From urban households to rural households, there is a growing phenomenon, among children, involving the interest in owning a horse or pony. While many adults are shocked by the request of their children, most are succumbing to the request and giving a horse or a pony as a Christmas or birthday gift. Before making the decision to grant the child’s wish, parents should be educated in the various health concerns which may arise during the adoption and ownership of a horse or a pony.
As a common condition among horses and ponies, the infestation of worms is a condition which should be aggressively avoided by the horse or pony owner. Just as canine and feline pets require regular worm prevention programs, so do horses and ponies. Treatment of worms in horses and ponies, however, will vary depending on the location in which the horse or pony is housed, the population of horses or ponies within the geographical area and the age of the horse or pony. As a general rule, young horses and ponies, living in crowded conditions, will require very aggressive and regular treatment.
In addition to worms, horses and ponies living in and around crowded conditions, especially those in the Northern United States, may also suffer from bacterial infections more commonly than their counterparts in the South. Strangles, a common and highly infectious bacterium, affects horses and ponies at any age. To prevent Strangles, a veterinarian should administer the appropriate vaccinations, especially to younger horses and ponies. The vaccination will work to prevent, in most cases, the acquisition of this debilitating upper respiratory condition which, when untreated, results in the development of an abscess which can rupture and lead to significant infection, including death.
Another common ailment among horses and ponies is the development of lame muscles, bones and joints. The bottom line is that horses need exercise and they need it regularly. Without proper diet and exercise, the horse, or pony, will develop a very lame appearance involving the inability to move one or more legs. As a result, for horses or ponies which reside in very crowded conditions, consultation with a dietician who specializes in horse nutrition should be considered. Avoiding obesity in the horse or pony will work to ensure prevention of a lame limb.

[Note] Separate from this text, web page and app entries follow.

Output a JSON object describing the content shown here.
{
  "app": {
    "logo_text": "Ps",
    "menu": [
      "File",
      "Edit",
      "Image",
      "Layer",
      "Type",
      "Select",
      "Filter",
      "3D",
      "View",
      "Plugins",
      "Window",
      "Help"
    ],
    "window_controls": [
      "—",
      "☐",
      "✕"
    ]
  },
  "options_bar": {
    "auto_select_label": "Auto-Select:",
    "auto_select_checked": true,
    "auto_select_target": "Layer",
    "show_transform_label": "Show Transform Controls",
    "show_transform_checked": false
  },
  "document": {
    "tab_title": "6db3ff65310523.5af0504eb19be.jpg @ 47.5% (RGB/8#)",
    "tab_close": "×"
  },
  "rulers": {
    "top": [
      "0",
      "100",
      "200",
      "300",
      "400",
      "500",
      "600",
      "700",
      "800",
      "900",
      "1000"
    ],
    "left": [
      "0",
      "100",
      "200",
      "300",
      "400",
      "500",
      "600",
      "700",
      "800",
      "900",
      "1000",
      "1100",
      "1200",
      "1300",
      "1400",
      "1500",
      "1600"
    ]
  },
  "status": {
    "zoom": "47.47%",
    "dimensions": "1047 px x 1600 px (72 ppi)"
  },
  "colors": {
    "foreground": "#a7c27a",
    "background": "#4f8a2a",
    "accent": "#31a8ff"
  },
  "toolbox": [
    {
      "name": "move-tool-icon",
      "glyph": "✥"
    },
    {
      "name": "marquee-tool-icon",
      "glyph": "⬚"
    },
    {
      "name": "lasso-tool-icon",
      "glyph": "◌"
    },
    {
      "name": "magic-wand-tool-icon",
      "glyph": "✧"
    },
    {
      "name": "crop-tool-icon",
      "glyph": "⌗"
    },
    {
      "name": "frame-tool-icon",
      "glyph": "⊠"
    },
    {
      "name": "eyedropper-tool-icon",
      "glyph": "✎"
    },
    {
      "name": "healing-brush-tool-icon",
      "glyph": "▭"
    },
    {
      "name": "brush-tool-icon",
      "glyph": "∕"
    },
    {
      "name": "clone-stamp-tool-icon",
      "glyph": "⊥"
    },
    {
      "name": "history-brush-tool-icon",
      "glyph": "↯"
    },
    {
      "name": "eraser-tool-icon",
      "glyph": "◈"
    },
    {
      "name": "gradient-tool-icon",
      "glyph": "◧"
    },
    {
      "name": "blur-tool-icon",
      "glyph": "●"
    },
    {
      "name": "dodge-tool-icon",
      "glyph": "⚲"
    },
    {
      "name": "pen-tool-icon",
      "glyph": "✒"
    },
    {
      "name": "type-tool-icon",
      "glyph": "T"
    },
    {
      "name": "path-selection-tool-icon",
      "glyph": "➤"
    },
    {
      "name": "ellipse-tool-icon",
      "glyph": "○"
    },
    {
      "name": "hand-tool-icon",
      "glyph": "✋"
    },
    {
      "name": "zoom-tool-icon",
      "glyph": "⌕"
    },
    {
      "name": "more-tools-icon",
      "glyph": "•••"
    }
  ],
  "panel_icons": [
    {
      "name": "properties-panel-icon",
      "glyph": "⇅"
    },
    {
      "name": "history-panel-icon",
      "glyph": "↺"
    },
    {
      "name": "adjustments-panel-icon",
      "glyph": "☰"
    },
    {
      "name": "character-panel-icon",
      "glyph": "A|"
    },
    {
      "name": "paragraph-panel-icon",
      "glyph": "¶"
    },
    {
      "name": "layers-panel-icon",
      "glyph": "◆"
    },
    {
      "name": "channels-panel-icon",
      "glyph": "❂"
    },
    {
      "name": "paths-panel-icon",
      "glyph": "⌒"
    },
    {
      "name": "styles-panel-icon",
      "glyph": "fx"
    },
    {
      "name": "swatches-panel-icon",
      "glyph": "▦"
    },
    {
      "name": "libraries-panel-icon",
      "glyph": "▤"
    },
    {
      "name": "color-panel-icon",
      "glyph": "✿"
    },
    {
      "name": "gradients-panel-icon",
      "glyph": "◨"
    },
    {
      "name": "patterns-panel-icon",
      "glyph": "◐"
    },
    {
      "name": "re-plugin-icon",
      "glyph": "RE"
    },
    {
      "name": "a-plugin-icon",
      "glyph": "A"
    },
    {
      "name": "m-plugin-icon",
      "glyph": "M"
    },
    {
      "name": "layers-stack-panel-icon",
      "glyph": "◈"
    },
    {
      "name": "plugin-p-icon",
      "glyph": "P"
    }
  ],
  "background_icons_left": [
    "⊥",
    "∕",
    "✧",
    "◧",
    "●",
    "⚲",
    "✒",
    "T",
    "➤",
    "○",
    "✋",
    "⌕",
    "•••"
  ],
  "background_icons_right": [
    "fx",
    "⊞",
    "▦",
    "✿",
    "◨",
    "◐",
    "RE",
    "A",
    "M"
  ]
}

As with any new pet adoption, education is crucial to ensuring the appropriate health is maintained in your family pet. As with horses or ponies, understanding the common ailments which impact horse or ponies living in urban or crowded conditions, will provide for a better health approach when considering adoption.